**Data to process:**
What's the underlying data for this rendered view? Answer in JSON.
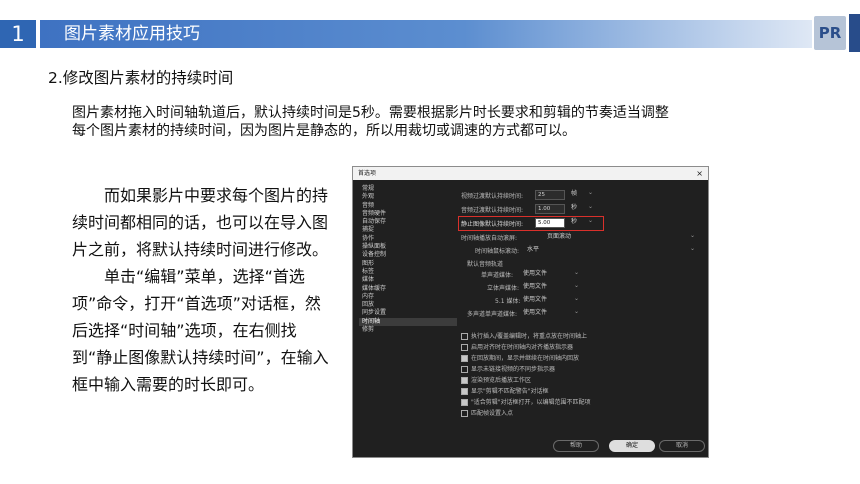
{
  "header": {
    "number": "1",
    "title": "图片素材应用技巧",
    "logo": "PR"
  },
  "subtitle": "2.修改图片素材的持续时间",
  "paragraph": [
    "图片素材拖入时间轴轨道后，默认持续时间是5秒。需要根据影片时长要求和剪辑的节奏适当调整",
    "每个图片素材的持续时间，因为图片是静态的，所以用裁切或调速的方式都可以。"
  ],
  "body": [
    "而如果影片中要求每个图片的持续时间都相同的话，也可以在导入图片之前，将默认持续时间进行修改。",
    "单击“编辑”菜单，选择“首选项”命令，打开“首选项”对话框，然后选择“时间轴”选项，在右侧找到“静止图像默认持续时间”，在输入框中输入需要的时长即可。"
  ],
  "dialog": {
    "title": "首选项",
    "close": "×",
    "sidebar": [
      "常规",
      "外观",
      "音频",
      "音频硬件",
      "自动保存",
      "捕捉",
      "协作",
      "操纵面板",
      "设备控制",
      "图形",
      "标签",
      "媒体",
      "媒体缓存",
      "内存",
      "回放",
      "同步设置",
      "时间轴",
      "修剪"
    ],
    "selected_index": 16,
    "settings": {
      "video_transition_label": "视频过渡默认持续时间:",
      "video_transition_value": "25",
      "video_transition_unit": "帧",
      "audio_transition_label": "音频过渡默认持续时间:",
      "audio_transition_value": "1.00",
      "audio_transition_unit": "秒",
      "still_label": "静止图像默认持续时间:",
      "still_value": "5.00",
      "still_unit": "秒",
      "scroll_label": "时间轴播放自动滚屏:",
      "scroll_value": "页面滚动",
      "mousewheel_label": "时间轴鼠标滚动:",
      "mousewheel_value": "水平",
      "audio_track_section": "默认音频轨道",
      "mono_label": "单声道媒体:",
      "mono_value": "使用文件",
      "stereo_label": "立体声媒体:",
      "stereo_value": "使用文件",
      "surround_label": "5.1 媒体:",
      "surround_value": "使用文件",
      "multi_label": "多声道单声道媒体:",
      "multi_value": "使用文件"
    },
    "checkboxes": [
      {
        "label": "执行插入/覆盖编辑时，将重点放在时间轴上",
        "checked": false
      },
      {
        "label": "启用对齐时在时间轴内对齐播放指示器",
        "checked": false
      },
      {
        "label": "在回放期间，显示并继续在时间轴内回放",
        "checked": true
      },
      {
        "label": "显示未链接视频的不同步指示器",
        "checked": false
      },
      {
        "label": "渲染预览后播放工作区",
        "checked": true
      },
      {
        "label": "显示\"剪辑不匹配警告\"对话框",
        "checked": true
      },
      {
        "label": "\"适合剪辑\"对话框打开，以编辑范围不匹配项",
        "checked": true
      },
      {
        "label": "匹配帧设置入点",
        "checked": false
      }
    ],
    "buttons": {
      "help": "帮助",
      "ok": "确定",
      "cancel": "取消"
    }
  },
  "colors": {
    "accent": "#2f66b3",
    "highlight": "#d9302b",
    "dialog_bg": "#202020"
  }
}
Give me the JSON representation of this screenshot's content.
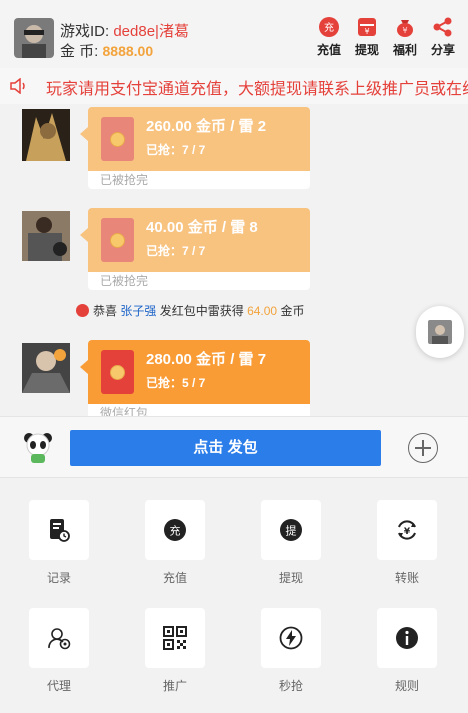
{
  "header": {
    "id_label": "游戏ID:",
    "id_value": "ded8e|渚葛",
    "coin_label": "金   币:",
    "coin_value": "8888.00",
    "actions": [
      {
        "label": "充值",
        "icon": "recharge-icon"
      },
      {
        "label": "提现",
        "icon": "withdraw-icon"
      },
      {
        "label": "福利",
        "icon": "welfare-bag-icon"
      },
      {
        "label": "分享",
        "icon": "share-icon"
      }
    ]
  },
  "notice": {
    "text": "玩家请用支付宝通道充值，大额提现请联系上级推广员或在线客服"
  },
  "messages": [
    {
      "amount": "260.00 金币 / 雷 2",
      "grabbed": "已抢：7 / 7",
      "status": "已被抢完"
    },
    {
      "amount": "40.00 金币 / 雷 8",
      "grabbed": "已抢：7 / 7",
      "status": "已被抢完"
    },
    {
      "amount": "280.00 金币 / 雷 7",
      "grabbed": "已抢：5 / 7",
      "status": "微信红包"
    }
  ],
  "win_notice": {
    "prefix": "恭喜",
    "name": "张子强",
    "middle": "发红包中雷获得",
    "amount": "64.00",
    "suffix": "金币"
  },
  "send_bar": {
    "send_label": "点击 发包"
  },
  "menu": [
    {
      "label": "记录",
      "icon": "record-icon"
    },
    {
      "label": "充值",
      "icon": "recharge-icon"
    },
    {
      "label": "提现",
      "icon": "withdraw-icon"
    },
    {
      "label": "转账",
      "icon": "transfer-icon"
    },
    {
      "label": "代理",
      "icon": "agent-icon"
    },
    {
      "label": "推广",
      "icon": "qrcode-icon"
    },
    {
      "label": "秒抢",
      "icon": "lightning-icon"
    },
    {
      "label": "规则",
      "icon": "info-icon"
    }
  ],
  "colors": {
    "accent_blue": "#2b7de9",
    "red": "#e5413b",
    "gold": "#f3a33c",
    "bubble_opened": "#f8c27f",
    "bubble_active": "#f99c36"
  }
}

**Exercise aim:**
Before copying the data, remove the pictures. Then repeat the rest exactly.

**Problem solution:**
What's the underlying data for this rendered view? Answer in JSON.
{
  "header": {
    "number": "1",
    "title": "图片素材应用技巧",
    "logo": "PR"
  },
  "subtitle": "2.修改图片素材的持续时间",
  "paragraph": [
    "图片素材拖入时间轴轨道后，默认持续时间是5秒。需要根据影片时长要求和剪辑的节奏适当调整",
    "每个图片素材的持续时间，因为图片是静态的，所以用裁切或调速的方式都可以。"
  ],
  "body": [
    "而如果影片中要求每个图片的持续时间都相同的话，也可以在导入图片之前，将默认持续时间进行修改。",
    "单击“编辑”菜单，选择“首选项”命令，打开“首选项”对话框，然后选择“时间轴”选项，在右侧找到“静止图像默认持续时间”，在输入框中输入需要的时长即可。"
  ],
  "dialog": {
    "title": "首选项",
    "close": "×",
    "sidebar": [
      "常规",
      "外观",
      "音频",
      "音频硬件",
      "自动保存",
      "捕捉",
      "协作",
      "操纵面板",
      "设备控制",
      "图形",
      "标签",
      "媒体",
      "媒体缓存",
      "内存",
      "回放",
      "同步设置",
      "时间轴",
      "修剪"
    ],
    "selected_index": 16,
    "settings": {
      "video_transition_label": "视频过渡默认持续时间:",
      "video_transition_value": "25",
      "video_transition_unit": "帧",
      "audio_transition_label": "音频过渡默认持续时间:",
      "audio_transition_value": "1.00",
      "audio_transition_unit": "秒",
      "still_label": "静止图像默认持续时间:",
      "still_value": "5.00",
      "still_unit": "秒",
      "scroll_label": "时间轴播放自动滚屏:",
      "scroll_value": "页面滚动",
      "mousewheel_label": "时间轴鼠标滚动:",
      "mousewheel_value": "水平",
      "audio_track_section": "默认音频轨道",
      "mono_label": "单声道媒体:",
      "mono_value": "使用文件",
      "stereo_label": "立体声媒体:",
      "stereo_value": "使用文件",
      "surround_label": "5.1 媒体:",
      "surround_value": "使用文件",
      "multi_label": "多声道单声道媒体:",
      "multi_value": "使用文件"
    },
    "checkboxes": [
      {
        "label": "执行插入/覆盖编辑时，将重点放在时间轴上",
        "checked": false
      },
      {
        "label": "启用对齐时在时间轴内对齐播放指示器",
        "checked": false
      },
      {
        "label": "在回放期间，显示并继续在时间轴内回放",
        "checked": true
      },
      {
        "label": "显示未链接视频的不同步指示器",
        "checked": false
      },
      {
        "label": "渲染预览后播放工作区",
        "checked": true
      },
      {
        "label": "显示\"剪辑不匹配警告\"对话框",
        "checked": true
      },
      {
        "label": "\"适合剪辑\"对话框打开，以编辑范围不匹配项",
        "checked": true
      },
      {
        "label": "匹配帧设置入点",
        "checked": false
      }
    ],
    "buttons": {
      "help": "帮助",
      "ok": "确定",
      "cancel": "取消"
    }
  },
  "colors": {
    "accent": "#2f66b3",
    "highlight": "#d9302b",
    "dialog_bg": "#202020"
  }
}
Give me the JSON representation of this screenshot's content.
{
  "header": {
    "id_label": "游戏ID:",
    "id_value": "ded8e|渚葛",
    "coin_label": "金   币:",
    "coin_value": "8888.00",
    "actions": [
      {
        "label": "充值",
        "icon": "recharge-icon"
      },
      {
        "label": "提现",
        "icon": "withdraw-icon"
      },
      {
        "label": "福利",
        "icon": "welfare-bag-icon"
      },
      {
        "label": "分享",
        "icon": "share-icon"
      }
    ]
  },
  "notice": {
    "text": "玩家请用支付宝通道充值，大额提现请联系上级推广员或在线客服"
  },
  "messages": [
    {
      "amount": "260.00 金币 / 雷 2",
      "grabbed": "已抢：7 / 7",
      "status": "已被抢完"
    },
    {
      "amount": "40.00 金币 / 雷 8",
      "grabbed": "已抢：7 / 7",
      "status": "已被抢完"
    },
    {
      "amount": "280.00 金币 / 雷 7",
      "grabbed": "已抢：5 / 7",
      "status": "微信红包"
    }
  ],
  "win_notice": {
    "prefix": "恭喜",
    "name": "张子强",
    "middle": "发红包中雷获得",
    "amount": "64.00",
    "suffix": "金币"
  },
  "send_bar": {
    "send_label": "点击 发包"
  },
  "menu": [
    {
      "label": "记录",
      "icon": "record-icon"
    },
    {
      "label": "充值",
      "icon": "recharge-icon"
    },
    {
      "label": "提现",
      "icon": "withdraw-icon"
    },
    {
      "label": "转账",
      "icon": "transfer-icon"
    },
    {
      "label": "代理",
      "icon": "agent-icon"
    },
    {
      "label": "推广",
      "icon": "qrcode-icon"
    },
    {
      "label": "秒抢",
      "icon": "lightning-icon"
    },
    {
      "label": "规则",
      "icon": "info-icon"
    }
  ],
  "colors": {
    "accent_blue": "#2b7de9",
    "red": "#e5413b",
    "gold": "#f3a33c",
    "bubble_opened": "#f8c27f",
    "bubble_active": "#f99c36"
  }
}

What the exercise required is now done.